Please return all of the data exactly as written.

(Page and application data records)
==========

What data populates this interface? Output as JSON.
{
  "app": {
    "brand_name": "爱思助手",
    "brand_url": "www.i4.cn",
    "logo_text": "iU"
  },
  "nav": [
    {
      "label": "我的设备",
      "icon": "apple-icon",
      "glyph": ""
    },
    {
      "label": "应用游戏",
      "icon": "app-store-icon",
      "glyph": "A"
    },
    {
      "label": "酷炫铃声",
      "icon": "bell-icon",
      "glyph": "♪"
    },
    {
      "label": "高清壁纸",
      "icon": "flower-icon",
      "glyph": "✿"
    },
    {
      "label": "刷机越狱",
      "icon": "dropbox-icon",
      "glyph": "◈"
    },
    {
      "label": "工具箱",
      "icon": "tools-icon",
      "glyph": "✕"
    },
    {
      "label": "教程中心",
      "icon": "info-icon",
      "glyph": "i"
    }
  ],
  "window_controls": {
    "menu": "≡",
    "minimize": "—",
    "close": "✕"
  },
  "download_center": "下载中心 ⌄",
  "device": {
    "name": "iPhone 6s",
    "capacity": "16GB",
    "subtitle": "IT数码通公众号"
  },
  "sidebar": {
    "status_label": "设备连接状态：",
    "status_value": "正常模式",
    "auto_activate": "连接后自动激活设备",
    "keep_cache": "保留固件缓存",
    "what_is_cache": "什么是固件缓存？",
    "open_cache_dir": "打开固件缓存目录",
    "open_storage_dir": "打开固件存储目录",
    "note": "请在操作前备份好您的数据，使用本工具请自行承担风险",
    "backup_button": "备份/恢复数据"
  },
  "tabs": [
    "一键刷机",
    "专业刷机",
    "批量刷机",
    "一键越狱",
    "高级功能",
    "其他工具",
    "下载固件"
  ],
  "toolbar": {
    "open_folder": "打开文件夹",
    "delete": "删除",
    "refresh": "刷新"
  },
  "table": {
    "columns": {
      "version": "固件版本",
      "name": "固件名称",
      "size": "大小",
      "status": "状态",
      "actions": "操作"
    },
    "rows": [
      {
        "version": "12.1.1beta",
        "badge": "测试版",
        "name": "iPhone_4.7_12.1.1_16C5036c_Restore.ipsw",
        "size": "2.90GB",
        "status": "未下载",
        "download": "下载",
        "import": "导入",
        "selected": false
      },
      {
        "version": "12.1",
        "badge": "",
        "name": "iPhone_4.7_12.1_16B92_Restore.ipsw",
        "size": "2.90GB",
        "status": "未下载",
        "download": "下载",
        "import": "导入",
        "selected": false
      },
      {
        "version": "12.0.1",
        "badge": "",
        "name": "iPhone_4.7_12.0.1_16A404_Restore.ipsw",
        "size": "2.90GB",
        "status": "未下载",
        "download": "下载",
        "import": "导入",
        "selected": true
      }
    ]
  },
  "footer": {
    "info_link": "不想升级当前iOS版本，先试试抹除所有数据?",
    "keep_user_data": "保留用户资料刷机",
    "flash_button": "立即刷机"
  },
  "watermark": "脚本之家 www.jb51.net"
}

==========

## Task result
What data populates this interface? Output as JSON.
{
  "app": {
    "brand_name": "爱思助手",
    "brand_url": "www.i4.cn",
    "logo_text": "iU"
  },
  "nav": [
    {
      "label": "我的设备",
      "icon": "apple-icon",
      "glyph": ""
    },
    {
      "label": "应用游戏",
      "icon": "app-store-icon",
      "glyph": "A"
    },
    {
      "label": "酷炫铃声",
      "icon": "bell-icon",
      "glyph": "♪"
    },
    {
      "label": "高清壁纸",
      "icon": "flower-icon",
      "glyph": "✿"
    },
    {
      "label": "刷机越狱",
      "icon": "dropbox-icon",
      "glyph": "◈"
    },
    {
      "label": "工具箱",
      "icon": "tools-icon",
      "glyph": "✕"
    },
    {
      "label": "教程中心",
      "icon": "info-icon",
      "glyph": "i"
    }
  ],
  "window_controls": {
    "menu": "≡",
    "minimize": "—",
    "close": "✕"
  },
  "download_center": "下载中心 ⌄",
  "device": {
    "name": "iPhone 6s",
    "capacity": "16GB",
    "subtitle": "IT数码通公众号"
  },
  "sidebar": {
    "status_label": "设备连接状态：",
    "status_value": "正常模式",
    "auto_activate": "连接后自动激活设备",
    "keep_cache": "保留固件缓存",
    "what_is_cache": "什么是固件缓存？",
    "open_cache_dir": "打开固件缓存目录",
    "open_storage_dir": "打开固件存储目录",
    "note": "请在操作前备份好您的数据，使用本工具请自行承担风险",
    "backup_button": "备份/恢复数据"
  },
  "tabs": [
    "一键刷机",
    "专业刷机",
    "批量刷机",
    "一键越狱",
    "高级功能",
    "其他工具",
    "下载固件"
  ],
  "toolbar": {
    "open_folder": "打开文件夹",
    "delete": "删除",
    "refresh": "刷新"
  },
  "table": {
    "columns": {
      "version": "固件版本",
      "name": "固件名称",
      "size": "大小",
      "status": "状态",
      "actions": "操作"
    },
    "rows": [
      {
        "version": "12.1.1beta",
        "badge": "测试版",
        "name": "iPhone_4.7_12.1.1_16C5036c_Restore.ipsw",
        "size": "2.90GB",
        "status": "未下载",
        "download": "下载",
        "import": "导入",
        "selected": false
      },
      {
        "version": "12.1",
        "badge": "",
        "name": "iPhone_4.7_12.1_16B92_Restore.ipsw",
        "size": "2.90GB",
        "status": "未下载",
        "download": "下载",
        "import": "导入",
        "selected": false
      },
      {
        "version": "12.0.1",
        "badge": "",
        "name": "iPhone_4.7_12.0.1_16A404_Restore.ipsw",
        "size": "2.90GB",
        "status": "未下载",
        "download": "下载",
        "import": "导入",
        "selected": true
      }
    ]
  },
  "footer": {
    "info_link": "不想升级当前iOS版本，先试试抹除所有数据?",
    "keep_user_data": "保留用户资料刷机",
    "flash_button": "立即刷机"
  },
  "watermark": "脚本之家 www.jb51.net"
}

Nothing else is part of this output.